Last updated: September 21, 2016
This document brings together a fascinating combination of people who lived and worked in St. Louis at the same time: two famous Civil war generals from opposing sides, the father of modern gastric study, and one of the best known explorers in American history.
Long before the outbreak of the Civil War, Robert E. Lee served in the Army Corps of Engineers. In 1838, at the age of 31, Lt. Lee was assigned to St. Louis to study the river and make recommendations to fix the problem of silt filling the harbor and making it difficult for boats to use.
During part of the time that Lee was in St. Louis he lived, along with his family, on what are now the Arch grounds as a tenant on property belonging to William Clark, of Lewis and Clark fame. In this same area on the north end of the park ground, Clark owned the northern half of Block 12, located at First Street and Vine, a block south of the Eads Bridge. On this property he had built a large home, blacksmith shops and warehouses near the river, a small cottage for his son to live in, and a 100-foot long building housing his Indian Council Chamber and museum. During the early portion of 1838, Clark rented the cottage to the Lee family (Clark's son had acquired a home of his own), and the upper level of the museum building to the physician Dr. William Beaumont, known as the "Father of Gastric Physiology." Clark didn't get to spend much time with his tenants; he died later that year (on September 1) at the age of sixty-eight.
In this legend to the map, Lee's name is listed as the surveyor. The map was drawn by Lt. Meigs, also of the Corps of Engineers. Montgomery C. Meigs was a talented engineer who would be promoted to brevet major general and served as Quartermaster General of the Union Army in 1861.
Lee's system of dykes and barriers directed the river toward Duncan's Island, a creation of silt that was blocking the harbor. His river improvements washed the island away, making it easier for vessels to reach the harbor. The project was a success and trade in St. Louis benefited greatly from the work of the Corps of Engineers.
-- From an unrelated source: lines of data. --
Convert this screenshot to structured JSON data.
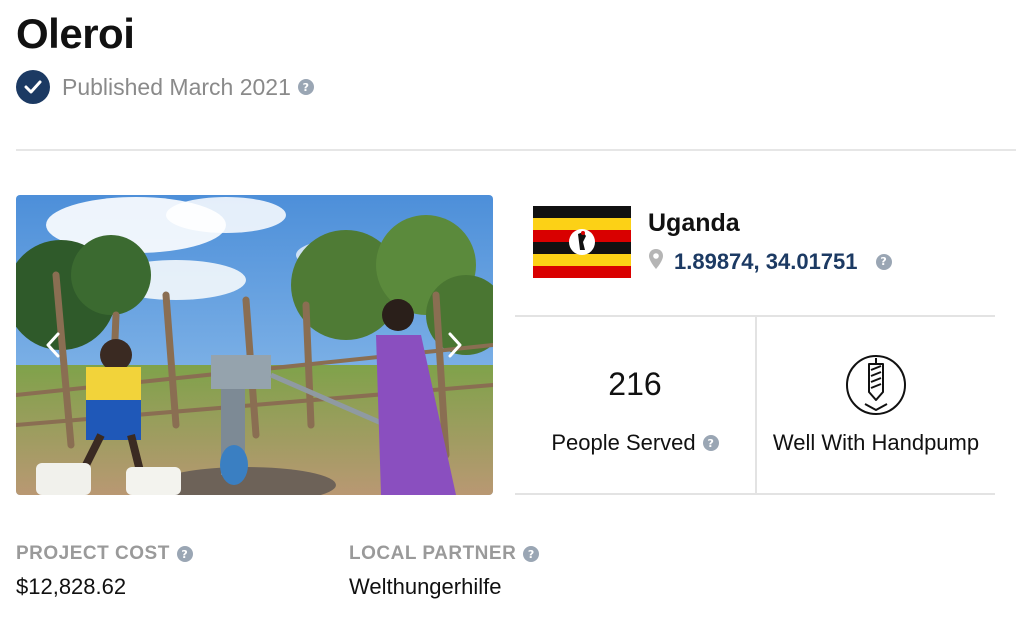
{
  "project": {
    "title": "Oleroi",
    "published": "Published March 2021",
    "help_glyph": "?"
  },
  "location": {
    "country": "Uganda",
    "coordinates": "1.89874, 34.01751",
    "flag": "uganda-flag",
    "pin_icon": "map-pin-icon"
  },
  "stats": {
    "people_served_count": "216",
    "people_served_label": "People Served",
    "water_source_label": "Well With Handpump",
    "water_source_icon": "well-handpump-icon"
  },
  "meta": {
    "cost_label": "PROJECT COST",
    "cost_value": "$12,828.62",
    "partner_label": "LOCAL PARTNER",
    "partner_value": "Welthungerhilfe"
  },
  "gallery": {
    "prev_icon": "chevron-left-icon",
    "next_icon": "chevron-right-icon"
  },
  "colors": {
    "accent_navy": "#1c3a63",
    "muted_text": "#8a8a8a",
    "divider": "#e6e6e6"
  }
}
After working together in harmony on this project, Lee and Meigs would go their separate ways to serve on opposite sides of the Civil War. Although Meigs was a Georgian, he was a staunch Unionist, as was his son.Meigs lost his son in the conflict and was present for President Lincoln's death, becoming very embittered toward his former fellow engineer for betraying the union. During the war, Arlington House, the home of the Lee family, was used as a cemetery for the some of the war dead, but most burials were on the estate, not near the house. In 1864, Meigs authorized and encouraged burials on the land immediately surrounding the house, to make sure that the Lee family could never return. Meigs continued to work on the national cemetery at Arlington for years, designing memorials, a gate and an amphitheater.
As an artifact linking these two men who would go on to positions of leadership on opposing sides of a war, this map is a record of a peaceful project that brought great benefits to the people of St. Louis.
For more information on the development of Arlington House into the national cemetery, please visit the Arlington House website at: